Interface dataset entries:
•••

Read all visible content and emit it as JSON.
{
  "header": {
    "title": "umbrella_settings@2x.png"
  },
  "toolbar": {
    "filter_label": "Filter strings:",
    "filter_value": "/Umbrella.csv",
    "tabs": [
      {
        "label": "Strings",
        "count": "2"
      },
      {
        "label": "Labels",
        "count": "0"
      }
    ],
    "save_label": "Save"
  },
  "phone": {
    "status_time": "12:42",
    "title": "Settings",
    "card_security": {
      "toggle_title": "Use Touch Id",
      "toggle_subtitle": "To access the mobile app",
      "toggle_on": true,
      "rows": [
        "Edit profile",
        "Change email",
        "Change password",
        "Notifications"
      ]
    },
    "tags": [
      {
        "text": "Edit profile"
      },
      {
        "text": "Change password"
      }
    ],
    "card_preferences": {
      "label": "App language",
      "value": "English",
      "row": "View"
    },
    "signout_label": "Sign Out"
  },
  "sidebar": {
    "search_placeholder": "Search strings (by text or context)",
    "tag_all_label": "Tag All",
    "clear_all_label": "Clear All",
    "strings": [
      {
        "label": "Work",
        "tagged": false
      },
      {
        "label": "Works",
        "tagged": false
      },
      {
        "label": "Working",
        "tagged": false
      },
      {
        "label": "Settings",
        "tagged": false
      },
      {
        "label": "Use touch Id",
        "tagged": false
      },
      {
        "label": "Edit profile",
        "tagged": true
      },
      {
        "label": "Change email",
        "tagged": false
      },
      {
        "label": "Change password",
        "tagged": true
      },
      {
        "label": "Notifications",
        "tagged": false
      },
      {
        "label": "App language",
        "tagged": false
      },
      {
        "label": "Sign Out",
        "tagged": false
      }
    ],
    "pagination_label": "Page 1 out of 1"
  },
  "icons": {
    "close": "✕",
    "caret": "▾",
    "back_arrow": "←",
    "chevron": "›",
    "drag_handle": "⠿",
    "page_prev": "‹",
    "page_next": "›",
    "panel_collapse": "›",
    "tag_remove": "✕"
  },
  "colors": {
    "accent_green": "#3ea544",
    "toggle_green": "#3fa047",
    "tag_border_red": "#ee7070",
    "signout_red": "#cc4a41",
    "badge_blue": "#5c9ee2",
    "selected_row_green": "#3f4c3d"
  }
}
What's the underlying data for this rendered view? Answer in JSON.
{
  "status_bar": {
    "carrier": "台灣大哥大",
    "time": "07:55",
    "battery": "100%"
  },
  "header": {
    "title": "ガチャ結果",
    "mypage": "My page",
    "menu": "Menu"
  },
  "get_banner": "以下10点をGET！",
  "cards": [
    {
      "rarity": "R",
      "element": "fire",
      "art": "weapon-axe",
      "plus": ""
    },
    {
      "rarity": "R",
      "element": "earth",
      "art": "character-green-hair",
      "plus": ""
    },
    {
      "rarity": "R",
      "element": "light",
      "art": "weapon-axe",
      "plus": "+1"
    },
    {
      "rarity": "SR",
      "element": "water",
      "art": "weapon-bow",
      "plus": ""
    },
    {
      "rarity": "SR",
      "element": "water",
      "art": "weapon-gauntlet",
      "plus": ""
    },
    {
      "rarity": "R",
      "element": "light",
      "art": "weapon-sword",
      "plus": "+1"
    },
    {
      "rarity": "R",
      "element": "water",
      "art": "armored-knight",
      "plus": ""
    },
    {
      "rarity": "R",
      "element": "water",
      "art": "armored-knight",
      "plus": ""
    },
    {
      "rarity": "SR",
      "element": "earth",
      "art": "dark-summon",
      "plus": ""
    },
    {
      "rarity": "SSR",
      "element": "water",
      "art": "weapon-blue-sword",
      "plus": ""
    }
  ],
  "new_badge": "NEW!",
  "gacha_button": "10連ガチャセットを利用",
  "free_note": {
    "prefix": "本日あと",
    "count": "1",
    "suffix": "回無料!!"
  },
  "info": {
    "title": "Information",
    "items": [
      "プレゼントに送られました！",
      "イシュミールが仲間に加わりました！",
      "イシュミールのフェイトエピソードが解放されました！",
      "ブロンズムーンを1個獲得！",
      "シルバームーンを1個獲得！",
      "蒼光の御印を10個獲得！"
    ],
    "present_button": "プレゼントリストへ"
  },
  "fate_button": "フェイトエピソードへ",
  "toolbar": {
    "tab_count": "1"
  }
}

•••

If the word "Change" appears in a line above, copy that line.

        "Change email",
        "Change password",
        "text": "Change password"
        "label": "Change email",
        "label": "Change password",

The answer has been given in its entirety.